Most water garden enthusiasts understand the important role optimal water quality plays in the environment of a pond. New pond owners might not be as cognizant at first, but there’s plenty of time for you to understand what your water garden needs to stay clear and healthy. Here are some pro tips to help you achieve and maintain clean pond water!
Don’t Buy Too Many Fish!
Make sure your pond isn’t over-populated; the rule of thumb is to have no more than 10 inches of fish for every 100 gallons of water. Disproportionate amounts of fish waste can cause an imbalance in your pond’s water quality. If you have too many fish, consider finding them a new home with a pond retailer or contractor.
Take it Easy on the Fish Food!
You always want to keep track of how much food your koi can eat in a 2 to 3-minute span. After that, all the leftover food sinks to the bottom and decays in the pond, so avoid feeding your koi more than once per day.
Make Sure You Have Enough Plants!
Ideally, you want around 40 to 60 percent of your water’s surface area either covered or shaded by aquatic plants.

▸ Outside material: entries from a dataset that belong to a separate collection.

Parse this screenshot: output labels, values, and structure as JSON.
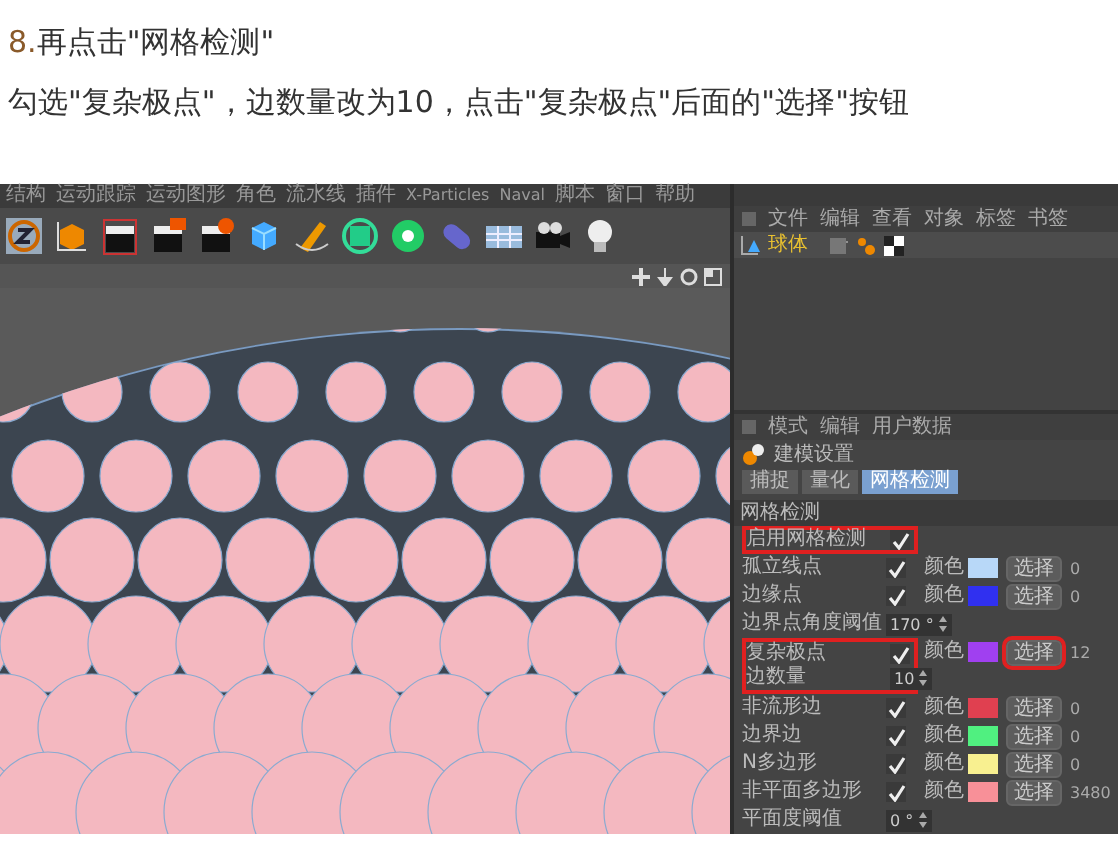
{
  "instruction": {
    "step_number": "8.",
    "step_text": "再点击\"网格检测\"",
    "detail": "勾选\"复杂极点\"，边数量改为10，点击\"复杂极点\"后面的\"选择\"按钮"
  },
  "app": {
    "menu": [
      "结构",
      "运动跟踪",
      "运动图形",
      "角色",
      "流水线",
      "插件",
      "X-Particles",
      "Naval",
      "脚本",
      "窗口",
      "帮助"
    ],
    "object_menu": [
      "文件",
      "编辑",
      "查看",
      "对象",
      "标签",
      "书签"
    ],
    "objects": [
      {
        "name": "球体"
      }
    ],
    "attribute_menu": [
      "模式",
      "编辑",
      "用户数据"
    ],
    "attribute_title": "建模设置",
    "tabs": [
      {
        "label": "捕捉",
        "selected": false
      },
      {
        "label": "量化",
        "selected": false
      },
      {
        "label": "网格检测",
        "selected": true
      }
    ],
    "section": "网格检测",
    "settings": [
      {
        "kind": "check",
        "label": "启用网格检测",
        "checked": true,
        "highlighted": true
      },
      {
        "kind": "check",
        "label": "孤立线点",
        "checked": true,
        "highlighted": false,
        "color_label": "颜色",
        "color": "#b8d8f8",
        "button": "选择",
        "button_highlighted": false,
        "count": "0"
      },
      {
        "kind": "check",
        "label": "边缘点",
        "checked": true,
        "highlighted": false,
        "color_label": "颜色",
        "color": "#3030f0",
        "button": "选择",
        "button_highlighted": false,
        "count": "0"
      },
      {
        "kind": "value",
        "label": "边界点角度阈值",
        "value": "170 °",
        "highlighted": false
      },
      {
        "kind": "check",
        "label": "复杂极点",
        "checked": true,
        "highlighted": true,
        "color_label": "颜色",
        "color": "#a040f0",
        "button": "选择",
        "button_highlighted": true,
        "count": "12"
      },
      {
        "kind": "value",
        "label": "边数量",
        "value": "10",
        "highlighted": true
      },
      {
        "kind": "check",
        "label": "非流形边",
        "checked": true,
        "highlighted": false,
        "color_label": "颜色",
        "color": "#e04050",
        "button": "选择",
        "button_highlighted": false,
        "count": "0"
      },
      {
        "kind": "check",
        "label": "边界边",
        "checked": true,
        "highlighted": false,
        "color_label": "颜色",
        "color": "#50f080",
        "button": "选择",
        "button_highlighted": false,
        "count": "0"
      },
      {
        "kind": "check",
        "label": "N多边形",
        "checked": true,
        "highlighted": false,
        "color_label": "颜色",
        "color": "#f8f090",
        "button": "选择",
        "button_highlighted": false,
        "count": "0"
      },
      {
        "kind": "check",
        "label": "非平面多边形",
        "checked": true,
        "highlighted": false,
        "color_label": "颜色",
        "color": "#f89098",
        "button": "选择",
        "button_highlighted": false,
        "count": "3480"
      },
      {
        "kind": "value",
        "label": "平面度阈值",
        "value": "0 °",
        "highlighted": false
      }
    ]
  }
}
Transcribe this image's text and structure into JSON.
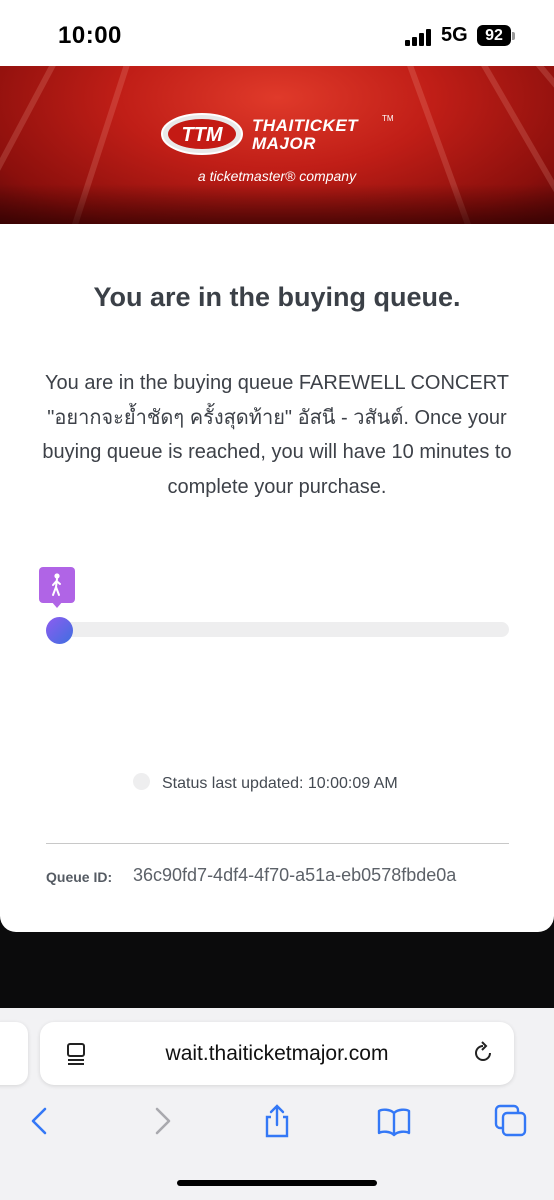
{
  "status_bar": {
    "time": "10:00",
    "network": "5G",
    "battery": "92"
  },
  "banner": {
    "logo_letters": "TTM",
    "brand_line1": "THAITICKET",
    "brand_line2": "MAJOR",
    "trademark": "TM",
    "tagline": "a ticketmaster® company"
  },
  "queue": {
    "heading": "You are in the buying queue.",
    "message": "You are in the buying queue FAREWELL CONCERT \"อยากจะย้ำชัดๆ ครั้งสุดท้าย\" อัสนี - วสันต์. Once your buying queue is reached, you will have 10 minutes to complete your purchase.",
    "progress_fraction": 0.0,
    "status_updated": "Status last updated: 10:00:09 AM",
    "queue_id_label": "Queue ID:",
    "queue_id": "36c90fd7-4df4-4f70-a51a-eb0578fbde0a"
  },
  "browser": {
    "url": "wait.thaiticketmajor.com"
  },
  "colors": {
    "banner_red": "#c01e17",
    "walker_purple": "#b064e6",
    "progress_gradient_start": "#8e5cf0",
    "progress_gradient_end": "#3e6fe0",
    "safari_blue": "#3478f6"
  },
  "icons": {
    "page_settings": "page-menu-icon",
    "reload": "reload-icon",
    "back": "back-chevron-icon",
    "forward": "forward-chevron-icon",
    "share": "share-icon",
    "bookmarks": "book-icon",
    "tabs": "tabs-icon",
    "queue_position": "walking-person-icon"
  }
}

These plants act as natural filters by thriving off the excess nutrients that would otherwise cause algae growth.
Find the Right Size Pump!
Make sure you buy a pump that can circulate the entire water volume of your pond at least once every hour. Keep a close eye on the pump’s flow to ensure it isn’t blocked off by debris or flowing water higher than intended. All pumps have flow limitations. Examine the chart on the back of the pump’s box so you know you’re getting the right one for your pond.
Clean Your Pond!
Decaying debris, fish waste, and uneaten fish food accumulate quickly on your pond’s floor. Make sure you clean out your pond regularly to avoid a spike in your water’s ammonia levels. Adding beneficial microbes, like Aquascape’s Beneficial Bacteria, helps your pond maintain a balanced ecosystem.
Filter Your Pond Properly!
Find a filter that matches your pond’s size. It’s important to note that most manufacturers rate their filters based on ideal circumstances. If you surpass those, you need to get a bigger filter! You always want to size-up your filter, so it’s suited to handle more than the capacity of your pond. Also, don’t forget to clean your filter in accordance with the manufacturer’s instructions.
Watch Your Water Temps During the Summer!
Once your pond’s temperature reaches 75° Fahrenheit or above, it struggles to retain the necessary levels of dissolved oxygen. Aquatic plants help prevent this by providing shade and cooling the water’s surface (see tip #3). During extreme heat, you might see your fish gasping for air at the pond’s surface. Adding an aerator helps them receive the oxygen they need in those hot temperatures.